The will not be the usual quiet space this weekend.
Staff, Trustees and Friends of the Newton Free Library are teaming up for a community event Saturday that will feature activities for the whole family, information about library resources and ice cream scooped by local elected officials.
The event will also highlight the library's permanent art collection, marking the launch of a new audio tour and guidebook.
"We're absolutely delighted about this community event," says Ellen Meyers, the library's program and events director.
The free "Get the Scoop at the Library" event will be held this Saturday, Sept. 8 from 2 p.m. to 4 p.m.
In addition to ice cream and activities, Saturday's event will give the public a chance to meet , who was appointed by the Trustees in May following the retirement of former Director Nancy Perlow.
The Friends of the Newton Free Library will be holding a library card drive during the celebration and locals will also have an opportunity to learn more about the library's "eResources," including eBooks, online classes, a resume builder and a wide range of databases.
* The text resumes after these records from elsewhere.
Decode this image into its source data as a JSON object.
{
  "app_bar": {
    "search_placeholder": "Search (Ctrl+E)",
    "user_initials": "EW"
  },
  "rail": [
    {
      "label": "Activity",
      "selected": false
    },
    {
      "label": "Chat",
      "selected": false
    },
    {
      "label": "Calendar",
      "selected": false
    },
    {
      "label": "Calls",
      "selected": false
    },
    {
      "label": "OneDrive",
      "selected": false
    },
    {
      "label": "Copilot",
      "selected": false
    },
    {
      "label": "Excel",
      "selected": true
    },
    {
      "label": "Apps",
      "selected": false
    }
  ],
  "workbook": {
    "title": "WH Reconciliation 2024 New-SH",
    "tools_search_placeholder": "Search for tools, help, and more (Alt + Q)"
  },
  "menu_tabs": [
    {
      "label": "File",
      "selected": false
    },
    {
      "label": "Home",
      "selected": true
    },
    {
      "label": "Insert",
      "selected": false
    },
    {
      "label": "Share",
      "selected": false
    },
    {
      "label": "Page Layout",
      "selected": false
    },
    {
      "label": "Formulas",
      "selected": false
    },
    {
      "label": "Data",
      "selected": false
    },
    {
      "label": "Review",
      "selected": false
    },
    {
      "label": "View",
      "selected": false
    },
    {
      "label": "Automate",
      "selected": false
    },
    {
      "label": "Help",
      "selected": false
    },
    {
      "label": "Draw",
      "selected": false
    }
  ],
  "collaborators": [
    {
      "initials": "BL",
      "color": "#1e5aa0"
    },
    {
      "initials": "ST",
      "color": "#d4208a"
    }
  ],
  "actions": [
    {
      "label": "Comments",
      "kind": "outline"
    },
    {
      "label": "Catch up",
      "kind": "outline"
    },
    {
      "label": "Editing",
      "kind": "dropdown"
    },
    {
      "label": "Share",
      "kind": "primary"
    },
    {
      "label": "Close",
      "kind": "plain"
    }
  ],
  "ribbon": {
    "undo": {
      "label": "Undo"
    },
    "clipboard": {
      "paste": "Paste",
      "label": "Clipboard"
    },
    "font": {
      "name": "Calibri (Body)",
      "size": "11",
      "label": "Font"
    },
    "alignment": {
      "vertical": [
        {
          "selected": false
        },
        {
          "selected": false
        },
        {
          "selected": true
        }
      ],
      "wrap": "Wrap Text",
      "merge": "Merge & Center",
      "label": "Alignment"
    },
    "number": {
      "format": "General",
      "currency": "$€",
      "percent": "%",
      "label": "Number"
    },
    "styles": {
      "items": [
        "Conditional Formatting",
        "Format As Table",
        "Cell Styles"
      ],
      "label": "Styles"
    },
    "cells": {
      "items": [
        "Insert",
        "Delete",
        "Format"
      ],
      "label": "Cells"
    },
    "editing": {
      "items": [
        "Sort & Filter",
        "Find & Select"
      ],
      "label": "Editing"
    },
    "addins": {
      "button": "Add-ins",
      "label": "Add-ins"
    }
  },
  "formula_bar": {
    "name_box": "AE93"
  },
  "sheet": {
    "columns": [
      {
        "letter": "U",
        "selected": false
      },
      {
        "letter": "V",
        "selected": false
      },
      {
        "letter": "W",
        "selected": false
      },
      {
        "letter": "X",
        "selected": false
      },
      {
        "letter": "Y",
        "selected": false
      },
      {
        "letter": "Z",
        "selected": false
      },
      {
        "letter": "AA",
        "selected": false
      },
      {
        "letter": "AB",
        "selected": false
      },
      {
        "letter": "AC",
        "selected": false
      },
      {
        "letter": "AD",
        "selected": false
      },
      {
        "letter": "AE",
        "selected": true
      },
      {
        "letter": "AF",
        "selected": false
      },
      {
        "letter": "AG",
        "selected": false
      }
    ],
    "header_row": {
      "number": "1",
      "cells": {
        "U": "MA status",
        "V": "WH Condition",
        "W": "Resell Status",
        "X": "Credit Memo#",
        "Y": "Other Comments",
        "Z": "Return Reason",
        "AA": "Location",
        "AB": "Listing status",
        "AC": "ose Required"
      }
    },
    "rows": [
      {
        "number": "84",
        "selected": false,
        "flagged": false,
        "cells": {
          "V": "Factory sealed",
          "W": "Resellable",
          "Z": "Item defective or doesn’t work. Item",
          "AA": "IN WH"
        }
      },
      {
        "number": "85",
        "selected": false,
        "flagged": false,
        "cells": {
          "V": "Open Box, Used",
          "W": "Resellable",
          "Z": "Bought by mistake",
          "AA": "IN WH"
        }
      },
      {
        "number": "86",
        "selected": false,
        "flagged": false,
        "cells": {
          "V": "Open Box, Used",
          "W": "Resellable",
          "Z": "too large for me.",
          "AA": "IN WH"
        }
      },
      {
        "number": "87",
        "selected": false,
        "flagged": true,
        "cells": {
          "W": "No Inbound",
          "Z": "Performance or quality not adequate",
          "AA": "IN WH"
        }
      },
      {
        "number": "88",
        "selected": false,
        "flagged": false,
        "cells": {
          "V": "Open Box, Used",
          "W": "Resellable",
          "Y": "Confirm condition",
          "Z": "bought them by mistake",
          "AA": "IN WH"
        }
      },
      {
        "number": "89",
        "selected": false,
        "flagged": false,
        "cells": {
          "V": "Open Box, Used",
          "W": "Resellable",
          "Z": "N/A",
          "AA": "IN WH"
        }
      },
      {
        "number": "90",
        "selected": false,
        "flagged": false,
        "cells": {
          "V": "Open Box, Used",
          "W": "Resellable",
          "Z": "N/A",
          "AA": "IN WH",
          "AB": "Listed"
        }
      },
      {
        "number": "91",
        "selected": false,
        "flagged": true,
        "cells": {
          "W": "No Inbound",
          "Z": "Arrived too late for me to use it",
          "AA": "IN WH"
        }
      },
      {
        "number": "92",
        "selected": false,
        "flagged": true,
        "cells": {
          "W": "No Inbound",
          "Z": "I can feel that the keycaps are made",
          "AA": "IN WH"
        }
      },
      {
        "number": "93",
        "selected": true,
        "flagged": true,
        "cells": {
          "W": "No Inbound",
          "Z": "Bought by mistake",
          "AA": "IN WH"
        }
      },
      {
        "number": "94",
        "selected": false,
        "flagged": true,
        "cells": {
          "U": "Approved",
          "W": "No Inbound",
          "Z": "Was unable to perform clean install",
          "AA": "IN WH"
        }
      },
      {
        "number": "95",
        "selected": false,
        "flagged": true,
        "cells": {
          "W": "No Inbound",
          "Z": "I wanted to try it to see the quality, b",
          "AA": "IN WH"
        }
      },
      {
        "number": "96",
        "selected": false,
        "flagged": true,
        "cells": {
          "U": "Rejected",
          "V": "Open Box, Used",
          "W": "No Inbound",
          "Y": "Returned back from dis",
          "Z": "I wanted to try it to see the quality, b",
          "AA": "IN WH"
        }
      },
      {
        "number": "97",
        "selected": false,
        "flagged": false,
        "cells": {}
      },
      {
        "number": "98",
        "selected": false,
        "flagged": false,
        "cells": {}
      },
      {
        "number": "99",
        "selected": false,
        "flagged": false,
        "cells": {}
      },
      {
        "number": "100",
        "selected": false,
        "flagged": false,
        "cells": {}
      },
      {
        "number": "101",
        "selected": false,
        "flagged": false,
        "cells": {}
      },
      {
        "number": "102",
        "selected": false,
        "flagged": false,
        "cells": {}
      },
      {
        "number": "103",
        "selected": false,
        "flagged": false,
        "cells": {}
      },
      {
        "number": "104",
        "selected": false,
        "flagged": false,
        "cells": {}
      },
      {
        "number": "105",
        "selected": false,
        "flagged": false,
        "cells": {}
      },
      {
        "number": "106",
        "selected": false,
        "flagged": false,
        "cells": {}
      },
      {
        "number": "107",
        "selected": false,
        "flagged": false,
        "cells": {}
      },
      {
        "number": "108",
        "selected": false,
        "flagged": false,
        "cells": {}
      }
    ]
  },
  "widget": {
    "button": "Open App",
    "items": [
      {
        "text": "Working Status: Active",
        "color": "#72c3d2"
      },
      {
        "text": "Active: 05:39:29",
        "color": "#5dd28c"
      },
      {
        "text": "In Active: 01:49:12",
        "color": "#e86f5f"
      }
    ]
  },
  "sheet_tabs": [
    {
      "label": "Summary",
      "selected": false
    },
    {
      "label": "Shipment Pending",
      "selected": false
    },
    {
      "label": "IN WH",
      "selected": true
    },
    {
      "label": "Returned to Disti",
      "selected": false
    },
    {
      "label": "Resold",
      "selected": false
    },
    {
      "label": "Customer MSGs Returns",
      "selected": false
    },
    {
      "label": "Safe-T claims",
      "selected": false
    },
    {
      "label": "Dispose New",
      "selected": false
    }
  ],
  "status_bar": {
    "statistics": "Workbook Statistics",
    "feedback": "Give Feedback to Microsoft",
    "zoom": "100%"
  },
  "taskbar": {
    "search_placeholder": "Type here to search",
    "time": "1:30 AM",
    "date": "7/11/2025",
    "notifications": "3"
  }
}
New life for an art collection
One of the biggest highlights at the event will be the launch of the library's new self-guided tour of its permanent art collection, which includes a audio tour and a new limited-edition glossy booklet.
For the last 18 months, Meyers says she has been working on the new tour and art guide, which will replace an older pamphlet last updated in 2007. The process involved updating the tour and booklet with new pieces in the art collection, redesigning the tour route, photographing all the artwork and recording the audio for the tour.
As many Newton locals know, the library's permanent art collection includes a number of pieces by well-known artists including sculptures by Nancy Schön, who is known for the famous "Make Way for Ducklings" sculpture in the Boston Public Garden.
Throughout the booklet, each piece of art is listed with a photograph, description and information on the artist as well as who donated the art to the library.
Although Meyers and did much of the coordinating behind the new art tour and booklet, the project was very much a community effort. The photographs in the booklet were taken by Newton Camera Club President John Utter and the audio tour was co-produced and co-narrated by Perkins Braille and Talking Book Library Studio Director Robert Pierson.
In addition, the art booklets were made locally at 's new printing facility. These limited-edition guides will be available for patrons to pick up at Saturday's celebration.
To access the audio tour, patrons simply scan a QR code on their smartphones and plug in to the audio with a set of headphones. The QR code will be available on flyers at Saturday's celebration, in the glossy booklets and, starting this weekend, on the library's website, Meyers says.
Patrons who do not have a chance to get their own copy of the new, full-color art tour booklet, copies will be added to the library's collection and made available for patrons to check out, Meyers says. A digital version will also be available on the library's website (starting this weekend).